* What to produce
Only the number is needed: count the lines below that hold the string "post".

* Provided data
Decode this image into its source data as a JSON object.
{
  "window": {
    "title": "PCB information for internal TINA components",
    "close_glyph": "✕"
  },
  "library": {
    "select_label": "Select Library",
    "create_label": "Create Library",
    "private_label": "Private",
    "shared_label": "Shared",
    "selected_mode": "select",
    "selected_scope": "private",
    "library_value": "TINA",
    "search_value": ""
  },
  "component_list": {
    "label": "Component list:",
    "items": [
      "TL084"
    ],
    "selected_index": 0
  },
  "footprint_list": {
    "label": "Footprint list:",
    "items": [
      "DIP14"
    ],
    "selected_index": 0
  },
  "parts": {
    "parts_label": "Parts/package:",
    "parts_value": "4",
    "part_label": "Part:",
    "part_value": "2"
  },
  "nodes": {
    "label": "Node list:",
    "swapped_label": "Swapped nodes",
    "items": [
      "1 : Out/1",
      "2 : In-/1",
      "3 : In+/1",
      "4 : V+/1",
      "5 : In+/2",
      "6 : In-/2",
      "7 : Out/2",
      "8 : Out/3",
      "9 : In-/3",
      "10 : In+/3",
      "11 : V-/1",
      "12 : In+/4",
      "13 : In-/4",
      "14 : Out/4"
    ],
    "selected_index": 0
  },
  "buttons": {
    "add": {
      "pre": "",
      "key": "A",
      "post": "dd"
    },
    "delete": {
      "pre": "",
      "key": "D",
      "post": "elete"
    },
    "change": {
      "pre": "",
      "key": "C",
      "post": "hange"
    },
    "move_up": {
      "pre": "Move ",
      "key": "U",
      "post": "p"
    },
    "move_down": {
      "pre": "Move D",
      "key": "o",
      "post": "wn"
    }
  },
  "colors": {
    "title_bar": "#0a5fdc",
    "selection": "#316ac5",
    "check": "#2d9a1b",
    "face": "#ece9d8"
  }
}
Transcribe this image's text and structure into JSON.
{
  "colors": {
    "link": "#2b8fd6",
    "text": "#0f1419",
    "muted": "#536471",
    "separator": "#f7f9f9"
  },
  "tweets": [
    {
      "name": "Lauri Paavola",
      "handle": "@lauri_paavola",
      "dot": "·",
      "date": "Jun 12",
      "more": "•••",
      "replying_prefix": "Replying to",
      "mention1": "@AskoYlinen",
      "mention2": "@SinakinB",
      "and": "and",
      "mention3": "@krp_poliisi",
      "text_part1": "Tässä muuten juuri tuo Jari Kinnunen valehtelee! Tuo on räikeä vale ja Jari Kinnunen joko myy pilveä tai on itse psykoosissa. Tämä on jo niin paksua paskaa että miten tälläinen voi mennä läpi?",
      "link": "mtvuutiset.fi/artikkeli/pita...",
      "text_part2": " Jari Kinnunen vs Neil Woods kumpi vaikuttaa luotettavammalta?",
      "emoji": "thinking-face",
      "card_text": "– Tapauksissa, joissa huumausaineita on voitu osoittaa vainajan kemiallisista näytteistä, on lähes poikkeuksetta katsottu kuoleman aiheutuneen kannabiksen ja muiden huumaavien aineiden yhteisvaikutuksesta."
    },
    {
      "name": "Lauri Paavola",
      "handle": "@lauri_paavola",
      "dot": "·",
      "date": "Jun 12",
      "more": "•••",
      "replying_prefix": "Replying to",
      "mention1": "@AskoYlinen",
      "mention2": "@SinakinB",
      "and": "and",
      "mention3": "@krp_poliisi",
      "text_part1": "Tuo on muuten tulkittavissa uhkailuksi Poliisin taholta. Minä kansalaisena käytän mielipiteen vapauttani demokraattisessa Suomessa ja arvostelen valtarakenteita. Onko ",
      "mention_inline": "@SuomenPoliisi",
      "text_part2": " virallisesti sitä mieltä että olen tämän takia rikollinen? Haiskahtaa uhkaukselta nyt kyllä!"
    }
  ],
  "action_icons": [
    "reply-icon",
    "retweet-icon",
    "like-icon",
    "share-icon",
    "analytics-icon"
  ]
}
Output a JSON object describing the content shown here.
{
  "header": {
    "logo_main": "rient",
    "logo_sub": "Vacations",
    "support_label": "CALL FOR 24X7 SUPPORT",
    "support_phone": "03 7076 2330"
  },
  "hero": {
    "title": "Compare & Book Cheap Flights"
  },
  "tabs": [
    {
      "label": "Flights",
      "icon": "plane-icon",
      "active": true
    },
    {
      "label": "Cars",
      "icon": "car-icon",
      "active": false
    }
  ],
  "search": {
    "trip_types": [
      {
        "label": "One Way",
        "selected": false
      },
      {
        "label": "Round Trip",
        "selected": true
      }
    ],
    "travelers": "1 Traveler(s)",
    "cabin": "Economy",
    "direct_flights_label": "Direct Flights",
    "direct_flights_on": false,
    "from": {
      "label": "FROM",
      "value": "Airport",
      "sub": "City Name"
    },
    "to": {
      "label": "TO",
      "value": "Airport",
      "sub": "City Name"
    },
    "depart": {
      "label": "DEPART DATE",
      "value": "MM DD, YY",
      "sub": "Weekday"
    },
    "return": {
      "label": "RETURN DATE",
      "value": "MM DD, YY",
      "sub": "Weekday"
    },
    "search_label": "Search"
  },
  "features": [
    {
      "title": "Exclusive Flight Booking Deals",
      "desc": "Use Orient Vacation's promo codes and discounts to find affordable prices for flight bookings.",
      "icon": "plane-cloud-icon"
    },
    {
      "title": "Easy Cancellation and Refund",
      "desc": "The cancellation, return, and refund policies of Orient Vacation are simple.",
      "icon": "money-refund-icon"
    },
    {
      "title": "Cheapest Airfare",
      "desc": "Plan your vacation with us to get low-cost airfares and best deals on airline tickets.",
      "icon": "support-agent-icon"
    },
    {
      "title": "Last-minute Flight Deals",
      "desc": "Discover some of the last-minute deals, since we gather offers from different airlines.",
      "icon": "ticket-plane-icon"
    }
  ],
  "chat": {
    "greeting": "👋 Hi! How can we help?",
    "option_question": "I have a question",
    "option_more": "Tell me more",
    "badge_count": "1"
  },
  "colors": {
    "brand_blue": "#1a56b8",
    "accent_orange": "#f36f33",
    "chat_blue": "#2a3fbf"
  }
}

* Solution
5